Exercise prompt → Determine how many lines in the records below contain "JSON", then state that number alone.
--------
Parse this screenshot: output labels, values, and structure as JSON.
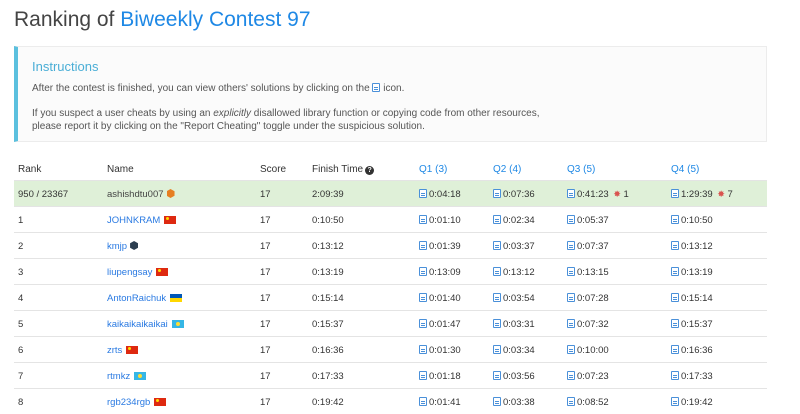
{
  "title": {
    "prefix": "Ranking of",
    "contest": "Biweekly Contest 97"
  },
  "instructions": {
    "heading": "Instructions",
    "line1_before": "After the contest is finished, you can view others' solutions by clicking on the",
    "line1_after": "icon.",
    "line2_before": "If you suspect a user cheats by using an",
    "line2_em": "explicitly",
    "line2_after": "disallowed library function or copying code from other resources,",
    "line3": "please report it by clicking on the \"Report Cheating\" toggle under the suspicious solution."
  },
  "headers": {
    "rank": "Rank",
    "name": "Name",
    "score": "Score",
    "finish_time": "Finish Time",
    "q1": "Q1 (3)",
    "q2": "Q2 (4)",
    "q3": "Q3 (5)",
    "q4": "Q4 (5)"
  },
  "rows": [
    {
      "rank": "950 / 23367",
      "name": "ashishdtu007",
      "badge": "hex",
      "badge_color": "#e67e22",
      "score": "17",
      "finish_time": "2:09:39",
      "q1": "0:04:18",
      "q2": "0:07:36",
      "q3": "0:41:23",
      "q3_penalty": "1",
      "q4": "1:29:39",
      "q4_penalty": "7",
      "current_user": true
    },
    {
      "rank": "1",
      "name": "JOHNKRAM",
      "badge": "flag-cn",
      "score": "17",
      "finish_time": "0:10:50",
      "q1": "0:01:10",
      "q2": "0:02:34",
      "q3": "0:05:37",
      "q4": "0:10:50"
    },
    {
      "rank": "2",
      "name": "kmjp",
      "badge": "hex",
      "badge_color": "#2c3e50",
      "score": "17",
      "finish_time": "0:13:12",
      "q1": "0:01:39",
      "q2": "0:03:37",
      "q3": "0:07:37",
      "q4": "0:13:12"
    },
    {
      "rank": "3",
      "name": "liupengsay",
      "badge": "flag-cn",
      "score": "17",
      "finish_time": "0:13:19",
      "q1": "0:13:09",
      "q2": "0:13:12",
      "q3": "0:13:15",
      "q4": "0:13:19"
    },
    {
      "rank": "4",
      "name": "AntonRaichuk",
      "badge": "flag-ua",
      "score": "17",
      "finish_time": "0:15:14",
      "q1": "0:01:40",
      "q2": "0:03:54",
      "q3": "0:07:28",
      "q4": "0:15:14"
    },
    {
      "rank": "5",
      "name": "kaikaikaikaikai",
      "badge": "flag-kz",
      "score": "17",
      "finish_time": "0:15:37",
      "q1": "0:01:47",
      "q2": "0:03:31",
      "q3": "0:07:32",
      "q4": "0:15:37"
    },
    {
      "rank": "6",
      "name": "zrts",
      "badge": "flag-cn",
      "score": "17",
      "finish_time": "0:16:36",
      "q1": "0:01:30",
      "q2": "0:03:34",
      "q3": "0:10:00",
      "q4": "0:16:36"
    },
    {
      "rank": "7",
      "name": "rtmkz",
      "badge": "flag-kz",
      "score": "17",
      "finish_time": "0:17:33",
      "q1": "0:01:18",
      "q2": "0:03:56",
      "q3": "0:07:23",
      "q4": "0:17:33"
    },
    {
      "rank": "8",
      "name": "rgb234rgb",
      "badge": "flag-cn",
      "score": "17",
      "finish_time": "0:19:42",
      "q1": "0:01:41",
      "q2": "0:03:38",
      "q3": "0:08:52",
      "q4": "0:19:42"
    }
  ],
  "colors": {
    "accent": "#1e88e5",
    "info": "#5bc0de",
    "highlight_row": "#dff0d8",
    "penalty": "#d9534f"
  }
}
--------
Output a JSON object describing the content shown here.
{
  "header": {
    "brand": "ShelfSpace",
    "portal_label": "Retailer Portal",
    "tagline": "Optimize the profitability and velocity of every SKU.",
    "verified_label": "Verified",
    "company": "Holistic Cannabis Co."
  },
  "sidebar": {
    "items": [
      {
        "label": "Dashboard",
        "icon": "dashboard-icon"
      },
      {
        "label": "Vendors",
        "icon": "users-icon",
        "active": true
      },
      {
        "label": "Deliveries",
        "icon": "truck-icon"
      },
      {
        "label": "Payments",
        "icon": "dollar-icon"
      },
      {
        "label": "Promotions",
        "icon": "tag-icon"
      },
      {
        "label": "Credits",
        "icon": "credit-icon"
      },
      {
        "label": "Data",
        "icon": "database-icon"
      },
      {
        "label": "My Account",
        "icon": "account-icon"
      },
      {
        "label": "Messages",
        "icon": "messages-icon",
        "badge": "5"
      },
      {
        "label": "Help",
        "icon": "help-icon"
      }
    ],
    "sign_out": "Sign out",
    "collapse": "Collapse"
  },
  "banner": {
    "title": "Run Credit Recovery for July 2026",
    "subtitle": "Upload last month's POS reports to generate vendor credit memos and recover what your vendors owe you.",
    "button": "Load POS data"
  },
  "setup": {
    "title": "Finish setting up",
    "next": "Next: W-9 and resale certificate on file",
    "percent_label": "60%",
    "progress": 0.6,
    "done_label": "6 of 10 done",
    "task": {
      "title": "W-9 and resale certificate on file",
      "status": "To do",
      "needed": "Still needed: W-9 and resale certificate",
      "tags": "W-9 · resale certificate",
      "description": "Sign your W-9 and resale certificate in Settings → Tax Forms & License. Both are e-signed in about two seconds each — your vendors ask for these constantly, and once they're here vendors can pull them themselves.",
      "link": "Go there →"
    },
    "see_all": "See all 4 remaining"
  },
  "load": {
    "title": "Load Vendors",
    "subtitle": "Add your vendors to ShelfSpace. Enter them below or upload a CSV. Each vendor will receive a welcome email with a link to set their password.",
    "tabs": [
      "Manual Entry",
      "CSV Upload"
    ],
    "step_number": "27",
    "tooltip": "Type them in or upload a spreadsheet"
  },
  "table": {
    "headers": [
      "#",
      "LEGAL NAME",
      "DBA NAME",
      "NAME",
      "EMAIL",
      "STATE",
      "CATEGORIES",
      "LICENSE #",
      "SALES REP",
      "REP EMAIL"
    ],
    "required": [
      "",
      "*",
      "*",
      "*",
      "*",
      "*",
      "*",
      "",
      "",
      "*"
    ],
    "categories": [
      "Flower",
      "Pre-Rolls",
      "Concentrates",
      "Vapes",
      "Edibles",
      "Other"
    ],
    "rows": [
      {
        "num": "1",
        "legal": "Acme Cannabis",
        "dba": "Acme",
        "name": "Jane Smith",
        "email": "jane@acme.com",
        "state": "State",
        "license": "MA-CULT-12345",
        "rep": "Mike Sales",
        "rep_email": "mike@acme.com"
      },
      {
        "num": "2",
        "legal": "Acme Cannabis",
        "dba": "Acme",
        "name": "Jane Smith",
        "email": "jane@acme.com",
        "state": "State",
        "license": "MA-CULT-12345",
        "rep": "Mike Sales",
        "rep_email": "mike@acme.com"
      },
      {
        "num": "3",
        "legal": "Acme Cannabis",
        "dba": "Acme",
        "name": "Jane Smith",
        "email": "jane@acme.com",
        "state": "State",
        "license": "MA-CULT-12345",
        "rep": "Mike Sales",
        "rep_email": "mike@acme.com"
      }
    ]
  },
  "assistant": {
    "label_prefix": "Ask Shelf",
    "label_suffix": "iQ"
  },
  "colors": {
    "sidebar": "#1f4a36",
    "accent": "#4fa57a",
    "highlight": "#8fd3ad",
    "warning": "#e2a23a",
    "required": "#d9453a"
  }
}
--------
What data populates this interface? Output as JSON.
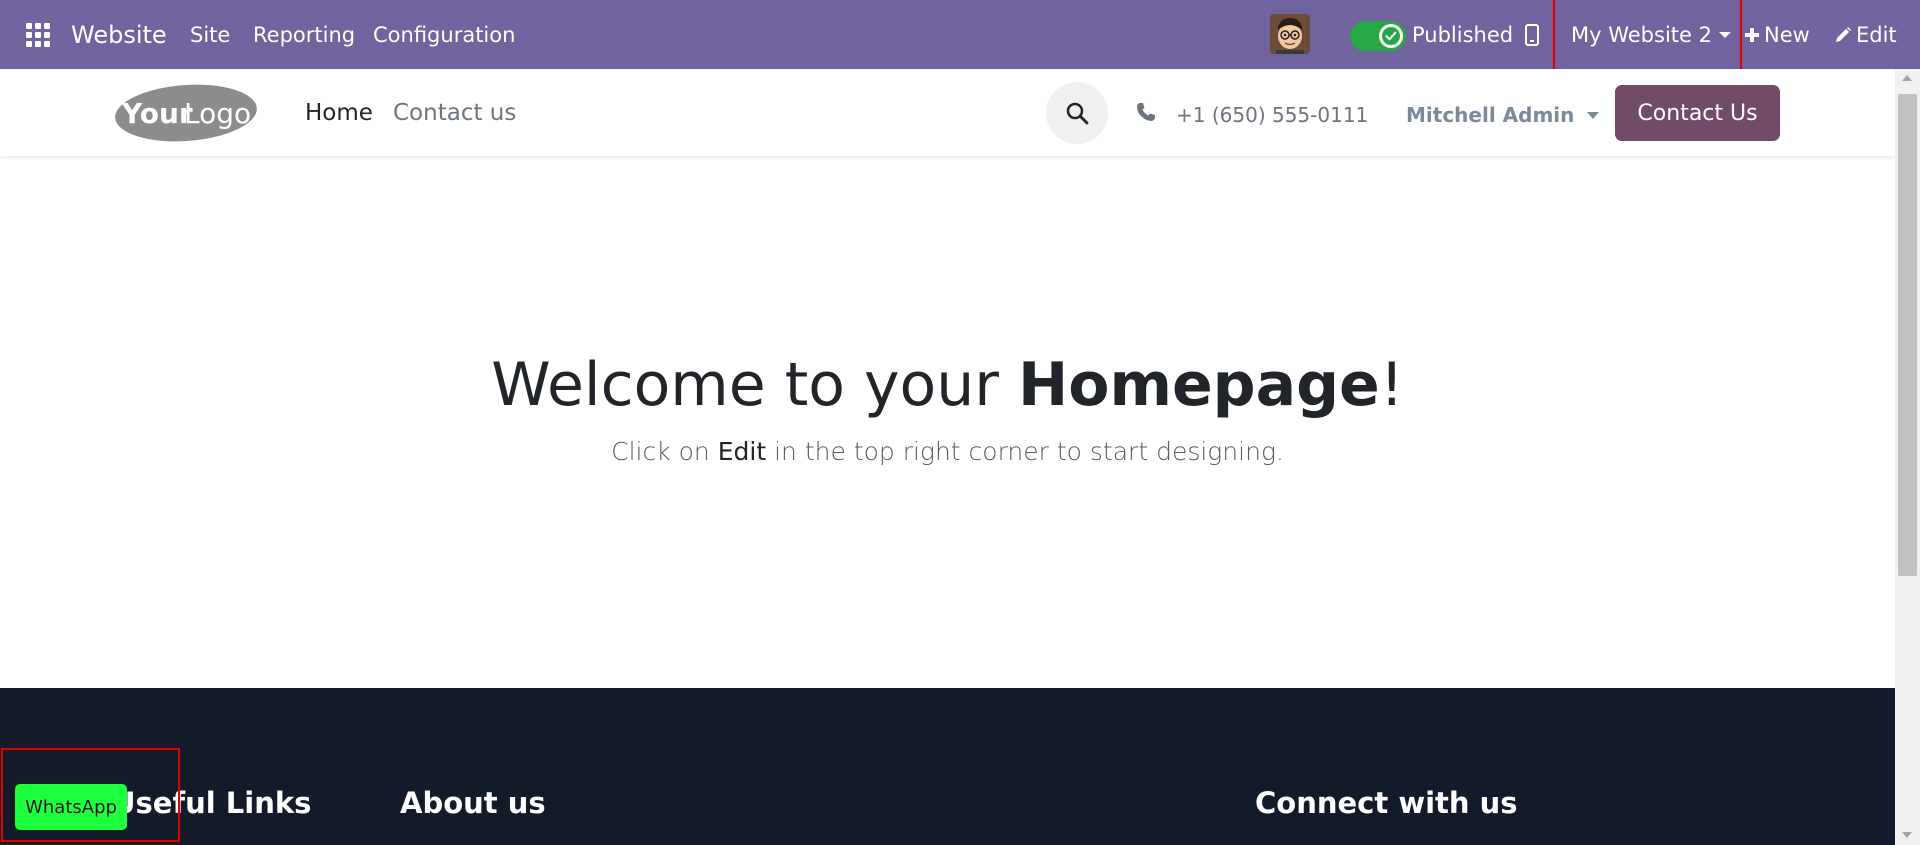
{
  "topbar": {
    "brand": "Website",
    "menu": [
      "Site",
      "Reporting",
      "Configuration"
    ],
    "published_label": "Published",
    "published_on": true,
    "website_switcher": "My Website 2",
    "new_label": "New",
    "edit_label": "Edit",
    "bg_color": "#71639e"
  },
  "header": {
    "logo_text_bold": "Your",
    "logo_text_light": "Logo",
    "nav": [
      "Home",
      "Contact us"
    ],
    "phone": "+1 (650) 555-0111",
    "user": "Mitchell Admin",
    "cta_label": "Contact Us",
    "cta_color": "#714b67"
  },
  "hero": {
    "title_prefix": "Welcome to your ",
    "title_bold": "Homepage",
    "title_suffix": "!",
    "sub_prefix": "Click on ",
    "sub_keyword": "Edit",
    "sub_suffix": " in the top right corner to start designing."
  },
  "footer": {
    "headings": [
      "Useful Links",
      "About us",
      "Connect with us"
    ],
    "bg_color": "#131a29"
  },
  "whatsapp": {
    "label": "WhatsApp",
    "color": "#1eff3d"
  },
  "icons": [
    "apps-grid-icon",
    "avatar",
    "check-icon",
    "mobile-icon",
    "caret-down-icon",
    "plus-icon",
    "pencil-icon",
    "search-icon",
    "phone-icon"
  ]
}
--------
Solution to the exercise → 3